■ **TASK TO COMPLETE**
Please write out every record exactly, but keep any images out of it.

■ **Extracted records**
◇ ◇ ◇ ◇ ◇ ◇ ◇

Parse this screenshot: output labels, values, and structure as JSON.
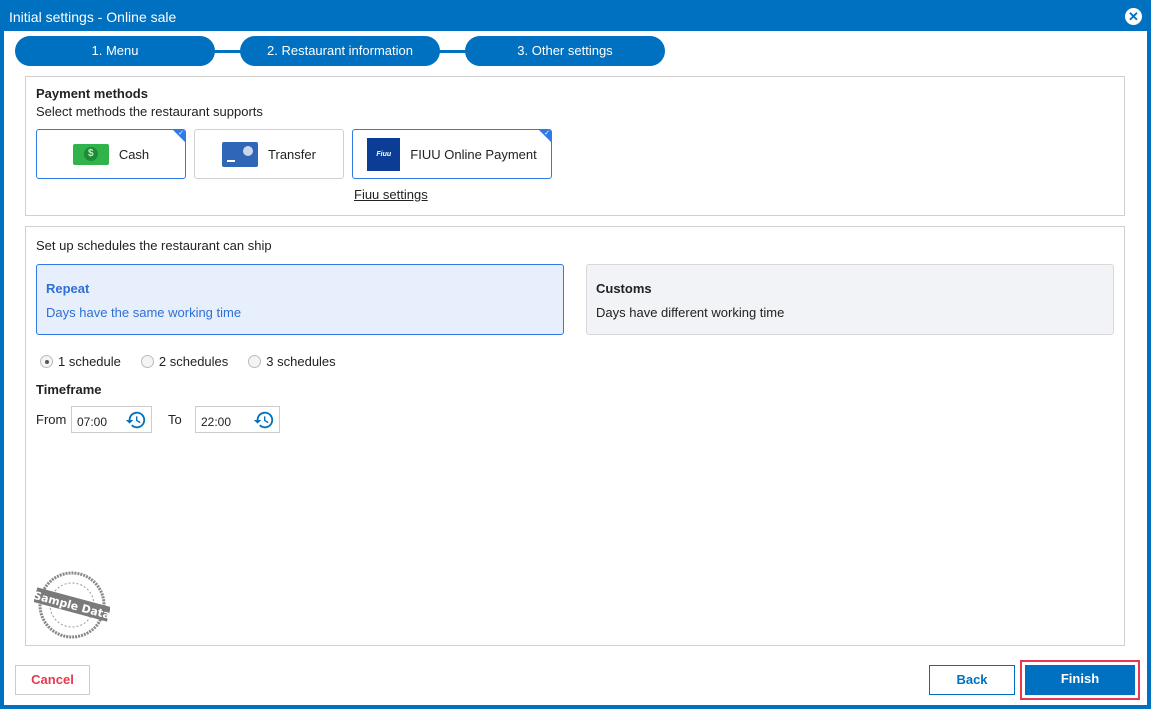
{
  "window": {
    "title": "Initial settings - Online sale"
  },
  "steps": [
    "1. Menu",
    "2. Restaurant information",
    "3. Other settings"
  ],
  "payment": {
    "title": "Payment methods",
    "subtitle": "Select methods the restaurant supports",
    "methods": [
      {
        "label": "Cash",
        "selected": true
      },
      {
        "label": "Transfer",
        "selected": false
      },
      {
        "label": "FIUU Online Payment",
        "selected": true,
        "logo_text": "Fiuu"
      }
    ],
    "link": "Fiuu settings"
  },
  "schedule": {
    "title": "Set up schedules the restaurant can ship",
    "modes": [
      {
        "title": "Repeat",
        "desc": "Days have the same working time",
        "selected": true
      },
      {
        "title": "Customs",
        "desc": "Days have different working time",
        "selected": false
      }
    ],
    "options": [
      {
        "label": "1 schedule",
        "selected": true
      },
      {
        "label": "2 schedules",
        "selected": false
      },
      {
        "label": "3 schedules",
        "selected": false
      }
    ],
    "timeframe": {
      "title": "Timeframe",
      "from_label": "From",
      "from": "07:00",
      "to_label": "To",
      "to": "22:00"
    }
  },
  "stamp": "Sample Data",
  "footer": {
    "cancel": "Cancel",
    "back": "Back",
    "finish": "Finish"
  },
  "colors": {
    "primary": "#0070c0",
    "cancel": "#e8384f",
    "highlight": "#e8384f"
  }
}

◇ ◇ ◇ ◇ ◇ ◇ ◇

■ **WRITTEN REPLY**
Parse this screenshot: output labels, values, and structure as JSON.
{
  "window": {
    "title": "Initial settings - Online sale"
  },
  "steps": [
    "1. Menu",
    "2. Restaurant information",
    "3. Other settings"
  ],
  "payment": {
    "title": "Payment methods",
    "subtitle": "Select methods the restaurant supports",
    "methods": [
      {
        "label": "Cash",
        "selected": true
      },
      {
        "label": "Transfer",
        "selected": false
      },
      {
        "label": "FIUU Online Payment",
        "selected": true,
        "logo_text": "Fiuu"
      }
    ],
    "link": "Fiuu settings"
  },
  "schedule": {
    "title": "Set up schedules the restaurant can ship",
    "modes": [
      {
        "title": "Repeat",
        "desc": "Days have the same working time",
        "selected": true
      },
      {
        "title": "Customs",
        "desc": "Days have different working time",
        "selected": false
      }
    ],
    "options": [
      {
        "label": "1 schedule",
        "selected": true
      },
      {
        "label": "2 schedules",
        "selected": false
      },
      {
        "label": "3 schedules",
        "selected": false
      }
    ],
    "timeframe": {
      "title": "Timeframe",
      "from_label": "From",
      "from": "07:00",
      "to_label": "To",
      "to": "22:00"
    }
  },
  "stamp": "Sample Data",
  "footer": {
    "cancel": "Cancel",
    "back": "Back",
    "finish": "Finish"
  },
  "colors": {
    "primary": "#0070c0",
    "cancel": "#e8384f",
    "highlight": "#e8384f"
  }
}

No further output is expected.